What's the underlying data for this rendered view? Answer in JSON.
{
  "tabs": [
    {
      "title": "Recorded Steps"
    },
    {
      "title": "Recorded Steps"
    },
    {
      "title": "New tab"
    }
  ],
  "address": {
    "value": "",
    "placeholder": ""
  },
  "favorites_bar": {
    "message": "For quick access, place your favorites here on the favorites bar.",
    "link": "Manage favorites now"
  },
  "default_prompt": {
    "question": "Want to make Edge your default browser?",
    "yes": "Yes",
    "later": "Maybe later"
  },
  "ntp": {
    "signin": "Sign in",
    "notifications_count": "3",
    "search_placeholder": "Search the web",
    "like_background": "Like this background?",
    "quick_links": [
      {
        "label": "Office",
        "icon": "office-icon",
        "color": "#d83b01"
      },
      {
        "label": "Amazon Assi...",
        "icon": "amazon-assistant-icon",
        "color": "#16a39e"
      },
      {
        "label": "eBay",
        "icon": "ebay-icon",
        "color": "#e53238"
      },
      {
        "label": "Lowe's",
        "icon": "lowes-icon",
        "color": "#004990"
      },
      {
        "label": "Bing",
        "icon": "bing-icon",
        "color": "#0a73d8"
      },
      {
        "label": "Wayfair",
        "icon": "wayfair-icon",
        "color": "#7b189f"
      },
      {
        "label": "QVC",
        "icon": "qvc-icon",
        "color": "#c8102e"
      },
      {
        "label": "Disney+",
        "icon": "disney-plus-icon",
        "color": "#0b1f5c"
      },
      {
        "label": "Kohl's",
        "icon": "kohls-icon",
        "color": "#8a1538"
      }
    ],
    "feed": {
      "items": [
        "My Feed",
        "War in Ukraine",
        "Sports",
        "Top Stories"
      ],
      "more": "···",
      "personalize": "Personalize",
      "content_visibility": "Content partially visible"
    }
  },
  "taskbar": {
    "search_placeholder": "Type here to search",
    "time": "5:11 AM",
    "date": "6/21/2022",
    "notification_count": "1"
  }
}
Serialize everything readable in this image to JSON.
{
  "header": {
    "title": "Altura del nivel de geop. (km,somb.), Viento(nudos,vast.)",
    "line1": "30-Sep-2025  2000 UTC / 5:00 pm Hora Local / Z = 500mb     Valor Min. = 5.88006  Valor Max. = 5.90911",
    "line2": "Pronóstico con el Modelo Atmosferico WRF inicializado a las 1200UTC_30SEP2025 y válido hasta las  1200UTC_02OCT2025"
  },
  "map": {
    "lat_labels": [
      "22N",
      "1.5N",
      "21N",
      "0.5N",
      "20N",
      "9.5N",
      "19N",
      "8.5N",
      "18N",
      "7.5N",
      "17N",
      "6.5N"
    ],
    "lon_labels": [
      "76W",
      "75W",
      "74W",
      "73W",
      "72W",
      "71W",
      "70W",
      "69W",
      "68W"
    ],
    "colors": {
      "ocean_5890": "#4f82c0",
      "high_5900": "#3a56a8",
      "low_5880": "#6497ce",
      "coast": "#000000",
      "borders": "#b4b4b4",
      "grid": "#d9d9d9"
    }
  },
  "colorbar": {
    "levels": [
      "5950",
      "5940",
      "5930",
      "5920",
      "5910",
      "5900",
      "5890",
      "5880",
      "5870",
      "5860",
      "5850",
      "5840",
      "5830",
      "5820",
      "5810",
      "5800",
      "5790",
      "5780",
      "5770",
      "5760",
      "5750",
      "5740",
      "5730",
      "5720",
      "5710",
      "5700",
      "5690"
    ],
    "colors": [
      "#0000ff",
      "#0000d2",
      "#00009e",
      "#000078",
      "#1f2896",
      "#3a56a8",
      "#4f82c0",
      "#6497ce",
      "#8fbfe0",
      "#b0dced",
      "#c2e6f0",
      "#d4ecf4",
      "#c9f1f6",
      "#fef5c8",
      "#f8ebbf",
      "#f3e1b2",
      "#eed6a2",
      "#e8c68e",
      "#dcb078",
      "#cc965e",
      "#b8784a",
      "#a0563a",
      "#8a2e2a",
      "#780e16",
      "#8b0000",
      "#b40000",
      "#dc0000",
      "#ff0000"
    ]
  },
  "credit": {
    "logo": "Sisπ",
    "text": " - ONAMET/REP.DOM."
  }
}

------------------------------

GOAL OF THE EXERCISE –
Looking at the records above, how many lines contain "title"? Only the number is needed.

WRITTEN SOLUTION –
4